Surviving in comfort might be the next level of purpose. That can mean better mattresses and other furniture, and some tastier foods. On the other hand, there doesn’t seem to be any end to this accumulation of “better things” other than the limits of our wallets. This despite the lack of much evidence for there being more comfort in a super expensive car versus a merely expensive one, or a table becoming more pleasant to use if it costs twenty times as much as another already expensive one. So although comfort is certainly one of the purposes for most of us, but there is more to it than that.
We all have an ego, an invented self that we unfortunately identify with more than we should. Part of that process of creation includes owning certain things that help us build that ego-self. Even if we were alone in the world we might have this urge. Thus we identify with anything from a favorite spear to a new home, and value these beyond any objective functional value they have in bettering our lives. Of course, because we live in the modern world we have to buy these things with money. And money itself – having a lot of it – becomes a part of this identity as well.
To Impress Others
We want to impress others with our things so we can feel that ego-self more palpably. This is part of why we buy cars that are more than just what we need for transportation, and even things that we don’t need at all. Today in most cultures, money is one of the easiest ways to win the approval of others.
Obviously money helps you control your surroundings, which gets us back to survival and comfort. But it also gives you power over other people in direct and indirect ways. Notice how those with less money get out of the way of those with more, and how well rich people are treated by those who stand to inherit their wealth. We can directly pay people to do most of the things we might want, but there are also many subtle games played that are aimed at control and involve money.
We have many desires and goals. We also all face an unpredictable future full of many possibilities both welcomed and feared.

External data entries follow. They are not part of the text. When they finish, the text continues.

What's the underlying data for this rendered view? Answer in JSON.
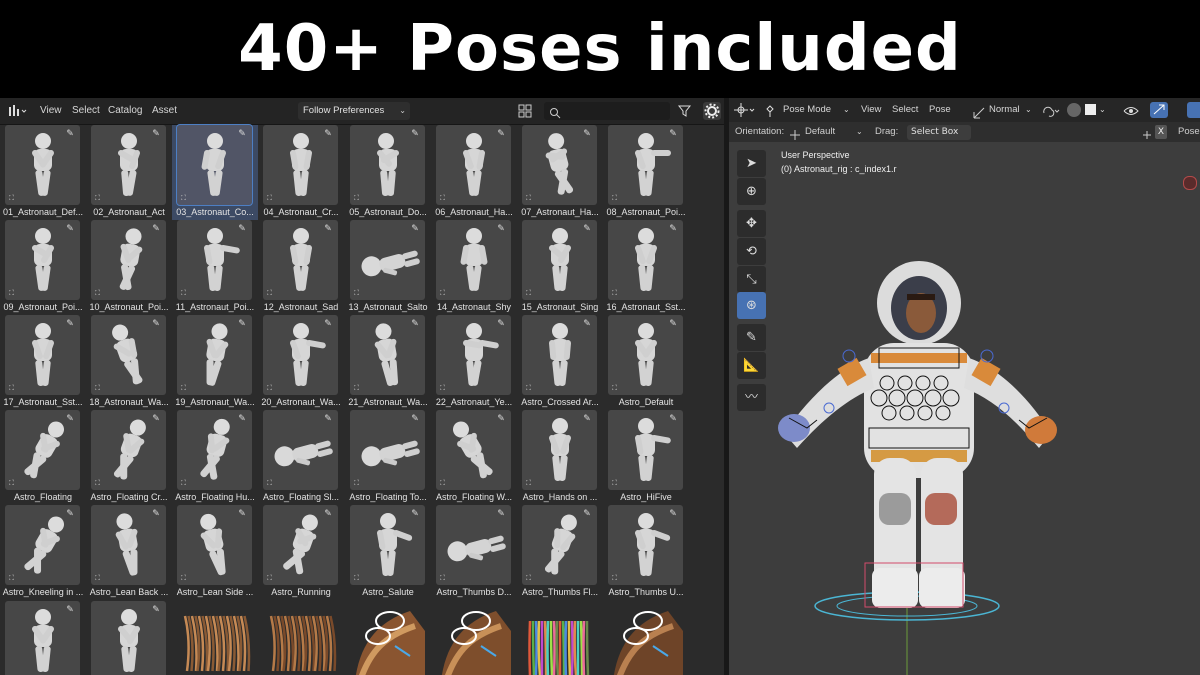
{
  "banner": {
    "title": "40+ Poses included"
  },
  "asset_browser": {
    "menu": {
      "view": "View",
      "select": "Select",
      "catalog": "Catalog",
      "asset": "Asset"
    },
    "library_dropdown": "Follow Preferences",
    "search_placeholder": "",
    "items": [
      "01_Astronaut_Def...",
      "02_Astronaut_Act",
      "03_Astronaut_Co...",
      "04_Astronaut_Cr...",
      "05_Astronaut_Do...",
      "06_Astronaut_Ha...",
      "07_Astronaut_Ha...",
      "08_Astronaut_Poi...",
      "09_Astronaut_Poi...",
      "10_Astronaut_Poi...",
      "11_Astronaut_Poi...",
      "12_Astronaut_Sad",
      "13_Astronaut_Salto",
      "14_Astronaut_Shy",
      "15_Astronaut_Sing",
      "16_Astronaut_Sst...",
      "17_Astronaut_Sst...",
      "18_Astronaut_Wa...",
      "19_Astronaut_Wa...",
      "20_Astronaut_Wa...",
      "21_Astronaut_Wa...",
      "22_Astronaut_Ye...",
      "Astro_Crossed Ar...",
      "Astro_Default",
      "Astro_Floating",
      "Astro_Floating Cr...",
      "Astro_Floating Hu...",
      "Astro_Floating Sl...",
      "Astro_Floating To...",
      "Astro_Floating W...",
      "Astro_Hands on ...",
      "Astro_HiFive",
      "Astro_Kneeling in ...",
      "Astro_Lean Back ...",
      "Astro_Lean Side ...",
      "Astro_Running",
      "Astro_Salute",
      "Astro_Thumbs D...",
      "Astro_Thumbs Fl...",
      "Astro_Thumbs U..."
    ],
    "selected_index": 2
  },
  "viewport": {
    "mode": "Pose Mode",
    "menu": {
      "view": "View",
      "select": "Select",
      "pose": "Pose"
    },
    "transform_orientation": "Normal",
    "orientation_label": "Orientation:",
    "orientation_value": "Default",
    "drag_label": "Drag:",
    "drag_value": "Select Box",
    "pose_tab": "Pose",
    "close_label": "X",
    "perspective": "User Perspective",
    "active_object": "(0) Astronaut_rig : c_index1.r",
    "colors": {
      "accent": "#4772b3",
      "selected_outline": "#4d7fc4"
    }
  }
}
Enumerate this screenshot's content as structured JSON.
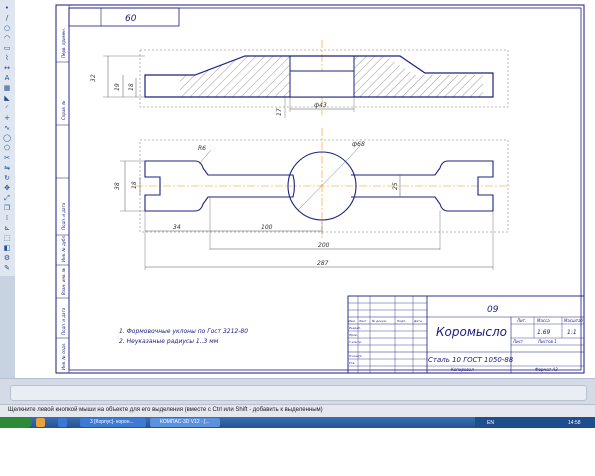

Money not only helps us fulfill desires and reach our goals, but it can provide the power to deal with most of the potential future scenarios. In other words, it can give us a kind of freedom in terms of our actions and possibilities in the world. I cover this important purpose of money in detail on the page What Does Financial Freedom Mean?
It is often assumed that money gets in the way of spiritual growth, or what some real might call real or internal freedom. But it’s all about how you use it. Spiritual teachers – even those offering real value – will sometimes claim that money has nothing to do with your “self work,” but they will tell you that in a book or seminar that you had to pay for. If you believe that spiritual growth can take some work and time, well, money sure buys the latter. And although it may be easy to say that enlightenment is possible at all times, it seems that most of us need to get past fighting for survival before we can take the time reflect on higher truths.
The Many Specifics
What is the purpose of money? The answers above address some of the personal purposes in general. Then there are the specific purposes that are unique to each of us. These range from getting back to one’s home country to see loved ones to establishing a new college endowment fund to buying the next best video game. Of course if we accept that the ultimate purpose is to make our lives better, then all of these lesser goals have to be measured against that.